Go line by line through the data and copy those with the word "minutes".

* **Records for this task**:

───

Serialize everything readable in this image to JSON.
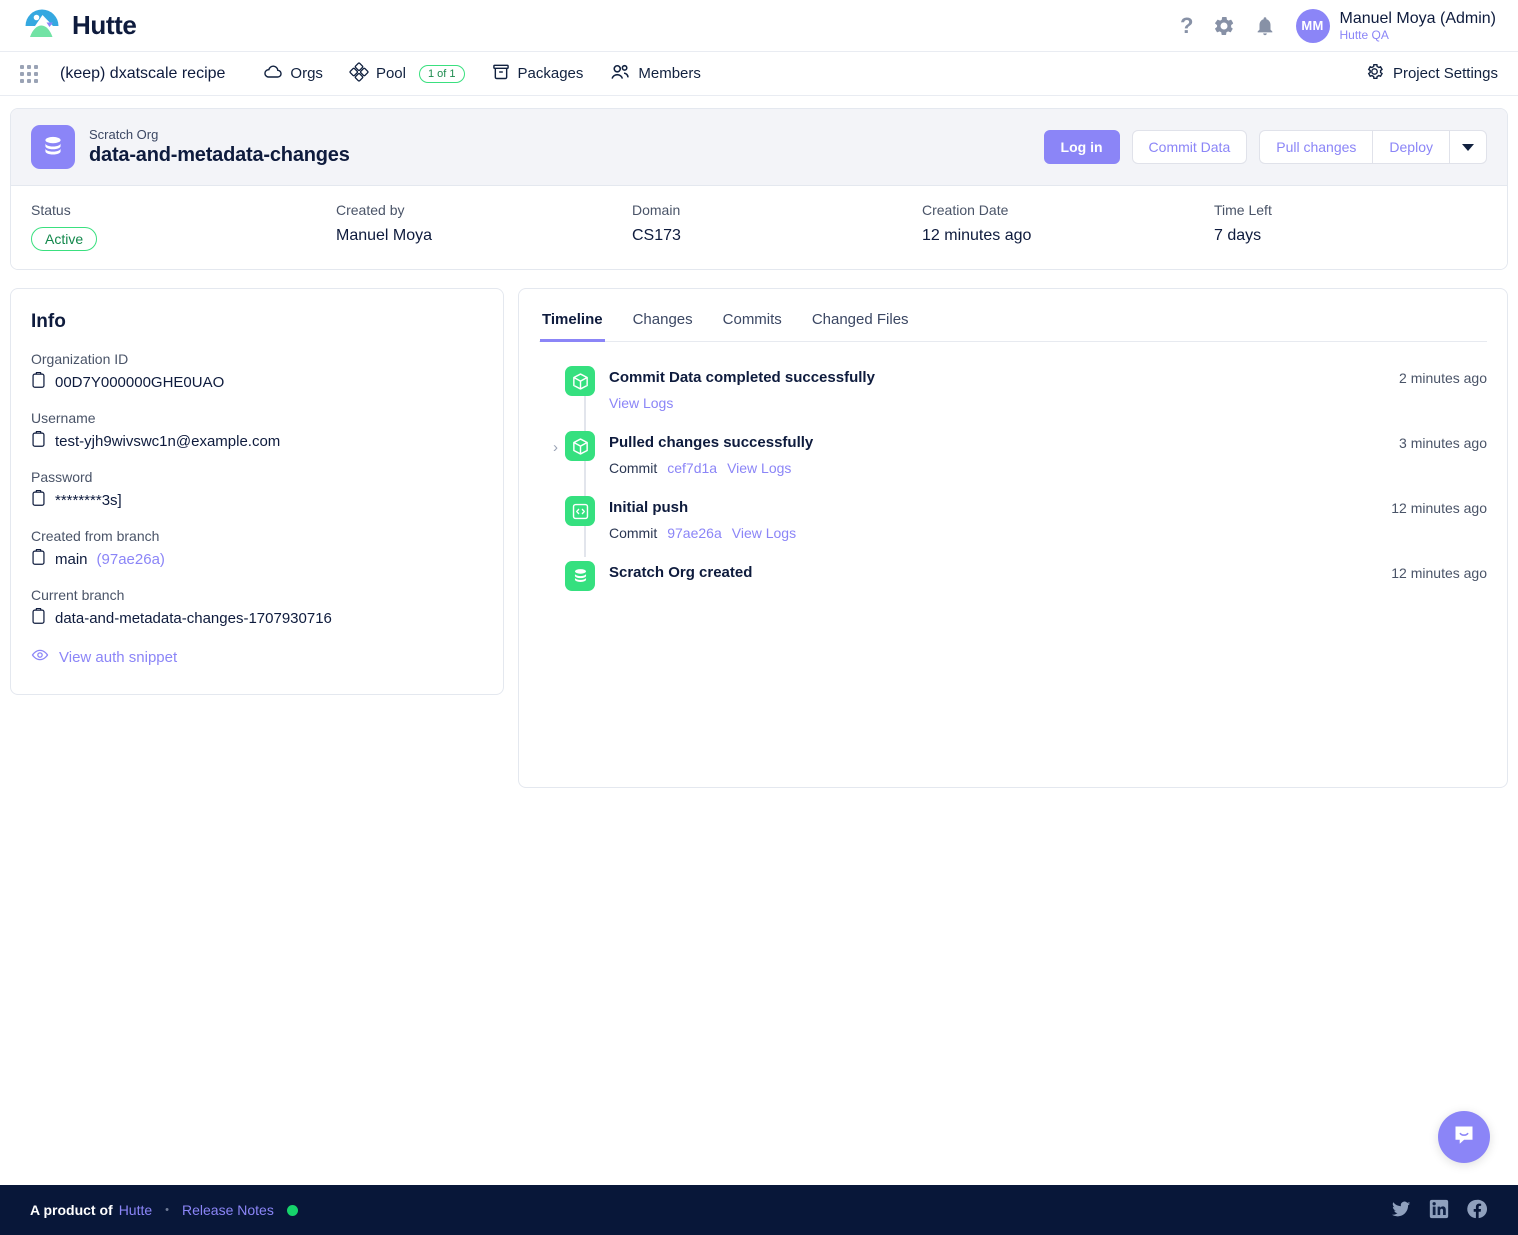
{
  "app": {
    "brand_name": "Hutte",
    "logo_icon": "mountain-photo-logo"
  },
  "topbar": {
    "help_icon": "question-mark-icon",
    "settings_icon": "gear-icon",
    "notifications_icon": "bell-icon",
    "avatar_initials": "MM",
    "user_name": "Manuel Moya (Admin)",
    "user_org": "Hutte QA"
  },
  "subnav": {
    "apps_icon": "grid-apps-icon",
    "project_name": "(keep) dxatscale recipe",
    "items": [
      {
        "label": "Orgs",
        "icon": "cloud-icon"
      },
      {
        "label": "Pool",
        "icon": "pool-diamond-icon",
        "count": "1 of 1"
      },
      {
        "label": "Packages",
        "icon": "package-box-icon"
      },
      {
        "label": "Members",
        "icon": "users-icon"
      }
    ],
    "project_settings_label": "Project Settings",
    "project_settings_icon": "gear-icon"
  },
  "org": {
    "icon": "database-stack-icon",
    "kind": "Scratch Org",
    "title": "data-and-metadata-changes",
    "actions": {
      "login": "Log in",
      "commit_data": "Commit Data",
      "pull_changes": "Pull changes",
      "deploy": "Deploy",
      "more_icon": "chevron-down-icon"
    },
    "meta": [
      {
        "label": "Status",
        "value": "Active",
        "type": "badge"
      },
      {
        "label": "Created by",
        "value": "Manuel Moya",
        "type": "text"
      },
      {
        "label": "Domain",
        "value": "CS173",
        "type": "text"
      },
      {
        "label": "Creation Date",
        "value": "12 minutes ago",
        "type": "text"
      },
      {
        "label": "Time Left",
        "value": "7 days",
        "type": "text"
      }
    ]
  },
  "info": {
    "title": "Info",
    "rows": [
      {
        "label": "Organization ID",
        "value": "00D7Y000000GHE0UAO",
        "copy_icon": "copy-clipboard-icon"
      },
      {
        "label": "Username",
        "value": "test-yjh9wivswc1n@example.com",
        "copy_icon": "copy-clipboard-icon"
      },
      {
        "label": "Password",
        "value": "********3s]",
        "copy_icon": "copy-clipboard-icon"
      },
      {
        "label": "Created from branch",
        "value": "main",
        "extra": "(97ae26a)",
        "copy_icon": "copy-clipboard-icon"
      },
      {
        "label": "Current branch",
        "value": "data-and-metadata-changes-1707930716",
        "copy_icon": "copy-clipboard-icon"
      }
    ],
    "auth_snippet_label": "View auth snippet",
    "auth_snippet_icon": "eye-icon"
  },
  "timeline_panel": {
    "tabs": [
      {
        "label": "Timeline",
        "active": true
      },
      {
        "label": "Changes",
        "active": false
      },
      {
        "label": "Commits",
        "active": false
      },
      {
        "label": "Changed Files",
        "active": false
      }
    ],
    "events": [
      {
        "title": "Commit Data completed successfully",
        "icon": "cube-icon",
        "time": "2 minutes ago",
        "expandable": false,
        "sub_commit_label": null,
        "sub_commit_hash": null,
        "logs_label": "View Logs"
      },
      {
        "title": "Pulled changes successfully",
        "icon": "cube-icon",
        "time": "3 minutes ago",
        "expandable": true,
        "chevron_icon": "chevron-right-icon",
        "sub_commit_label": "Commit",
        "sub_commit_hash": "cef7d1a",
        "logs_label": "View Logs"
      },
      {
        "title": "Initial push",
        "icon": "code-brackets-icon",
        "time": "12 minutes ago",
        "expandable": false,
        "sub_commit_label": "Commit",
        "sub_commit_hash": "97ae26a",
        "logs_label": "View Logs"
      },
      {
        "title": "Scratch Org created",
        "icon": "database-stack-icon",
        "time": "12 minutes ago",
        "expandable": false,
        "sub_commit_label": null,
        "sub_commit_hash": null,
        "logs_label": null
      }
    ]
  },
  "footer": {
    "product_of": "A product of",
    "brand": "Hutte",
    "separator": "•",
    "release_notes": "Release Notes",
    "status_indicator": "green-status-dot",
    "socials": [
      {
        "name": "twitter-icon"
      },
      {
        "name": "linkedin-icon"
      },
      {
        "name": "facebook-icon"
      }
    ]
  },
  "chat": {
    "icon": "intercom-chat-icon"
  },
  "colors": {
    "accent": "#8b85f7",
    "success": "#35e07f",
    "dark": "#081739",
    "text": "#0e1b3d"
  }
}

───

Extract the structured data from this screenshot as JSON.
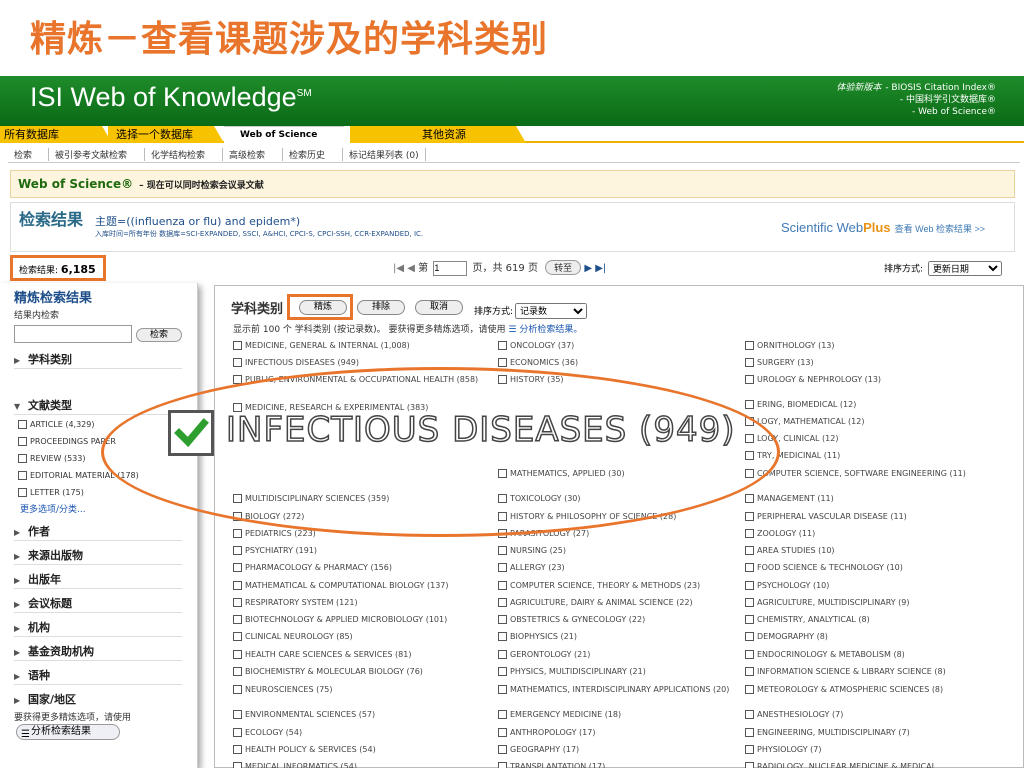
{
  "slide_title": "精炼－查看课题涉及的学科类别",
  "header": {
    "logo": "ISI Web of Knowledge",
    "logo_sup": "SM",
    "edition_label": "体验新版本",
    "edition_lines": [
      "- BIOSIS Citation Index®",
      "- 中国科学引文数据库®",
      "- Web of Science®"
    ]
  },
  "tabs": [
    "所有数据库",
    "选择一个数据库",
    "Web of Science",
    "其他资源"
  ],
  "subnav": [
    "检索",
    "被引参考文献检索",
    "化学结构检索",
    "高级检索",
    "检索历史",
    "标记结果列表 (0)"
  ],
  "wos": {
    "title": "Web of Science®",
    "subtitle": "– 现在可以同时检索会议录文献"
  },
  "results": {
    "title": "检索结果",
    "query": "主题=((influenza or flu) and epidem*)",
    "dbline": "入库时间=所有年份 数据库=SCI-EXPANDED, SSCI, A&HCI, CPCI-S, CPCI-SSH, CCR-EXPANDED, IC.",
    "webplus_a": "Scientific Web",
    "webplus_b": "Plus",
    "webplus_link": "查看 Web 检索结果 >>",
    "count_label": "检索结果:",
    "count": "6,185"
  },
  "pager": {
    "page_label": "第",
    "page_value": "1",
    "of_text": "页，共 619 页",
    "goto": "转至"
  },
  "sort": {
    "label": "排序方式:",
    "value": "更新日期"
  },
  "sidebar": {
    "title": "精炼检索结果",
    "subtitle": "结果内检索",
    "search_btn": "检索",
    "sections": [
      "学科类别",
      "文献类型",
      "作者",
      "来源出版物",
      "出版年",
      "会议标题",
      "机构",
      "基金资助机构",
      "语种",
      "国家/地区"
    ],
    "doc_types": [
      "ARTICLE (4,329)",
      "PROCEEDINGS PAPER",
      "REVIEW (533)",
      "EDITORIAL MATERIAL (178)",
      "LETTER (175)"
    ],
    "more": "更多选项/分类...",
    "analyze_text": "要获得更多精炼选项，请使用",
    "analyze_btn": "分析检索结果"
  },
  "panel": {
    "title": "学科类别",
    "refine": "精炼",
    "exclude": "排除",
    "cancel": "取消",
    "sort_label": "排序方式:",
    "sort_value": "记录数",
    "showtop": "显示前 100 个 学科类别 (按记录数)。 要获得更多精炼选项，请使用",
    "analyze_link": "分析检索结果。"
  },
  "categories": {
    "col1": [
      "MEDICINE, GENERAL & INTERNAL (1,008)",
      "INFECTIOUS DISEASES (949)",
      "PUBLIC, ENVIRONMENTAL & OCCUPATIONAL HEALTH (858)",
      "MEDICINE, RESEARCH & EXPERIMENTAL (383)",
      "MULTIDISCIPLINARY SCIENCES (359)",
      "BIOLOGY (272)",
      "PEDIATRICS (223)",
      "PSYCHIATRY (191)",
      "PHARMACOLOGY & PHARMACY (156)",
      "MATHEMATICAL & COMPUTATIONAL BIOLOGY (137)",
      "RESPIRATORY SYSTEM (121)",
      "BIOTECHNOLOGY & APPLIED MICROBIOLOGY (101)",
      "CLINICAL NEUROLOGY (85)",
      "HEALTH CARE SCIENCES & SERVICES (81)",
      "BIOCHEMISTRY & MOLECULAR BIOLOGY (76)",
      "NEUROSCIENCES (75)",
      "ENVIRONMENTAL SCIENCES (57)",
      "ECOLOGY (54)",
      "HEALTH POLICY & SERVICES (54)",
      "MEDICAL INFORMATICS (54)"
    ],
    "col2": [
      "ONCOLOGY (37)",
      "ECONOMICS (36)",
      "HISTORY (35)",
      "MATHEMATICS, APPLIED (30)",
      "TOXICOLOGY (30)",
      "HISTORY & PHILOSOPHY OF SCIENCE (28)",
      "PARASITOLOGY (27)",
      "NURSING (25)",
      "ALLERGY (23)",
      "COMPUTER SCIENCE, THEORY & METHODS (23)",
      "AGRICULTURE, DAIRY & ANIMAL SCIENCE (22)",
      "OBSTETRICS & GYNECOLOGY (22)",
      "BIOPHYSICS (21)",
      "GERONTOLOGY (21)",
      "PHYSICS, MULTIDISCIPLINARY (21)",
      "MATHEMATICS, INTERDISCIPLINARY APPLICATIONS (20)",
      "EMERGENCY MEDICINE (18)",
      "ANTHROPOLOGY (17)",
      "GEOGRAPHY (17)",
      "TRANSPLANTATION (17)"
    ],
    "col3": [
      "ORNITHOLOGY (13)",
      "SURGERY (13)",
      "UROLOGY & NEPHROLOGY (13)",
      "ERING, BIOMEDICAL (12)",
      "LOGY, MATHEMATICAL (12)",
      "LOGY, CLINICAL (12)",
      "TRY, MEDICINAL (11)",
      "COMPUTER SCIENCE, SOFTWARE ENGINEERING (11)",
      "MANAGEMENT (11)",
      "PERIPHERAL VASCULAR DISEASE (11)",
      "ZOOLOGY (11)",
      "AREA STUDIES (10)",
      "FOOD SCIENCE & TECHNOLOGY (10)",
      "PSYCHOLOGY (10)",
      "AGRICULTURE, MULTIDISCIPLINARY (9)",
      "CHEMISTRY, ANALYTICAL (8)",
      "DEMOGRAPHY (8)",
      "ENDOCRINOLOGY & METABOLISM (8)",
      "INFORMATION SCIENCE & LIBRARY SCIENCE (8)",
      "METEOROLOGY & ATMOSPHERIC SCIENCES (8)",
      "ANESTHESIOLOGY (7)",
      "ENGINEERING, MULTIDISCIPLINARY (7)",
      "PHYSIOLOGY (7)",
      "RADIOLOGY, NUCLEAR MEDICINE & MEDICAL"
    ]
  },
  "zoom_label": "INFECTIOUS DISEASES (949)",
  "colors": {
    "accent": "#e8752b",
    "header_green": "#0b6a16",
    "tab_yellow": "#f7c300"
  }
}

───

* **Answer box**:
        "value": "12 minutes ago",
        "time": "2 minutes ago",
        "time": "3 minutes ago",
        "time": "12 minutes ago",
        "time": "12 minutes ago",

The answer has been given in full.